Capture One & Photomatix Pro HDR workflow

Capture One & Photomatix Pro HDR workflow

As you probably know I love Photomatix Pro and recently I also felt in love with Phase One Capture One. Before moving to Capture One I used Lightroom and my HDR workflow was simple: select the bracketed images in Lightroom, export them to Photomatix using a plugin, make adjustments in Photomatix, save the image and it would automatically show in Lightroom allowing me to make final adjustments there or send the image to Photoshop for instance.

As much as I like Capture One, it made my HDR workflow a bit more complicated because it doesn’t support plugins (unfortunately just released version 9, hasn’t changed anything in this regard) so it’s not possible to open bracketed images directly in Photomatix from Capture One level. It means different approach is needed and I would like to share my current HDR workflow with you.

Here are main steps:

  1. First I do basic adjustments like lens correction, removing chromatic aberration, white balance or noise reduction in Capture One
  2. I export the images as 16-bit TIFF files to a folder where my source images are stored (of course recipe is needed for that).
  3. I load exported TIFF images to Photomatix and merge them to HDR where I post-process them as I would normally do.
  4. After doing the adjustments in Photomatix I save the image as 16-bit TIFF in the directory where source images are located
  5. I switch back to Capture One. As I saved HDR image in the same directory as source images, it appears there automatically.
    Note: make sure to disable following option in Capture One: main menu View -> Global Filters -> Always Hide Processed TIFF . In my case it was checked by default and I spent a lot of time trying to figure out why my tone-mapped images didn’t show in Capture One.
  6. I do fine tuning in Capture One. This includes working on colors and contrast, removing dust spots, local adjustments etc.
  7. If I need more control I export the image from Capture One to Photoshop.
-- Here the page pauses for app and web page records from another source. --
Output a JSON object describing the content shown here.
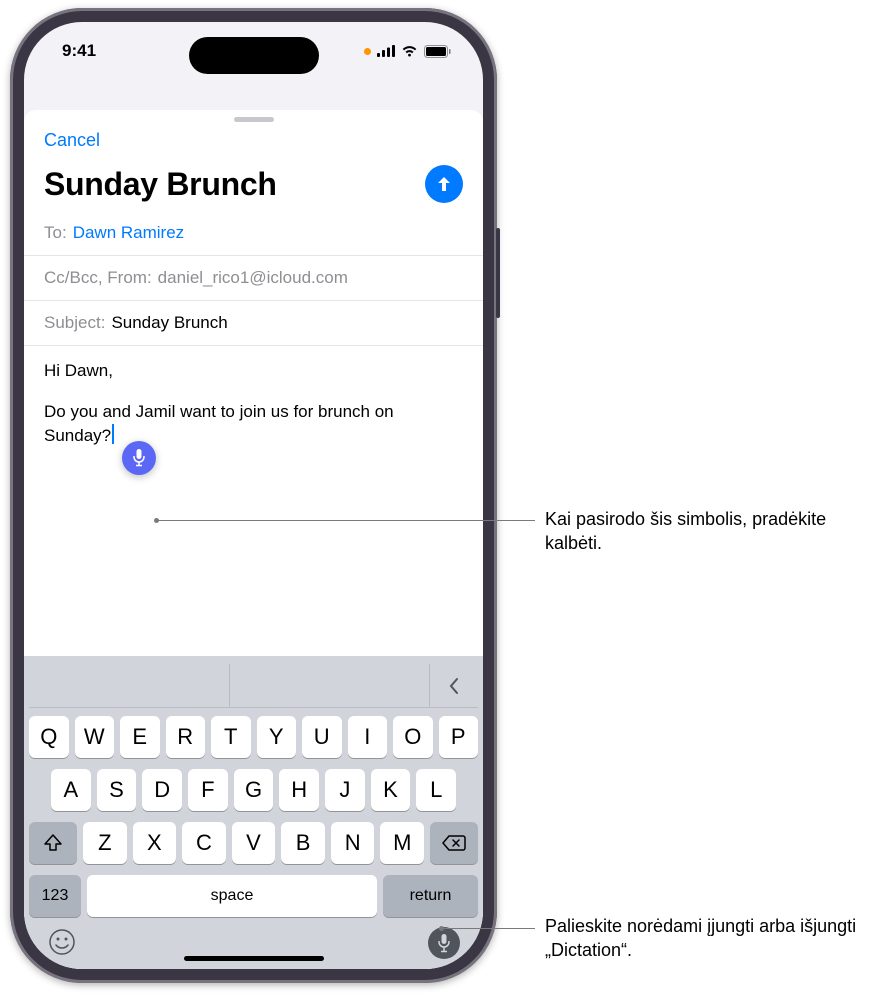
{
  "status": {
    "time": "9:41"
  },
  "sheet": {
    "cancel": "Cancel",
    "title": "Sunday Brunch"
  },
  "fields": {
    "to_label": "To:",
    "to_value": "Dawn Ramirez",
    "ccbcc_label": "Cc/Bcc, From:",
    "ccbcc_value": "daniel_rico1@icloud.com",
    "subject_label": "Subject:",
    "subject_value": "Sunday Brunch"
  },
  "body": {
    "line1": "Hi Dawn,",
    "line2": "Do you and Jamil want to join us for brunch on Sunday?"
  },
  "keyboard": {
    "row1": [
      "Q",
      "W",
      "E",
      "R",
      "T",
      "Y",
      "U",
      "I",
      "O",
      "P"
    ],
    "row2": [
      "A",
      "S",
      "D",
      "F",
      "G",
      "H",
      "J",
      "K",
      "L"
    ],
    "row3": [
      "Z",
      "X",
      "C",
      "V",
      "B",
      "N",
      "M"
    ],
    "num_key": "123",
    "space_key": "space",
    "return_key": "return"
  },
  "callouts": {
    "c1": "Kai pasirodo šis simbolis, pradėkite kalbėti.",
    "c2": "Palieskite norėdami įjungti arba išjungti „Dictation“."
  }
}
It seems to be quite complicated but apart from steps 2 and 3 it doesn’t differ much from my previous Lightroom workflow. In case of Lightroom these 2 steps were one – export the images from Lightroom to Photomatix and it happened almost automatically, a bit more work is needed here.

Sunset in Mexico

Today I’d like to share long-exposure HDR taken in Mexico in 2014, post-processed in Capture One and Photomatix (yes, above workflow applies here). I really like this silky smooth water. It looks sort of dreamy or painterly.

Sunset in Mexico And of course, EXIF info for this image:

Technical details:
Camera: Sony NEX-6 (read my review)
Lens: Sony 10-18 f/4
Focal length: 12 mm
Aperture: f/10.0
Exposure time: 25 s (“middle” exposure)
ISO: 100
Number of exposures: 5
E.V. Step: 1.0 EV
Flash used: no
Tripod: yes
Filters: Cokin NDX variable density neutral filter
Technique: HDR, tone-mapping, luminosity masking
Software: Magic Lantern, Photomatix Pro 5.1 (Contrast Optimizer), Capture One 8

 

2017-01-17T19:42:28+00:00 December 4th, 2015|Posted in: capture one, forest, hdr, landscape, long-exposure, mexico, Photomatix Pro, tutorial|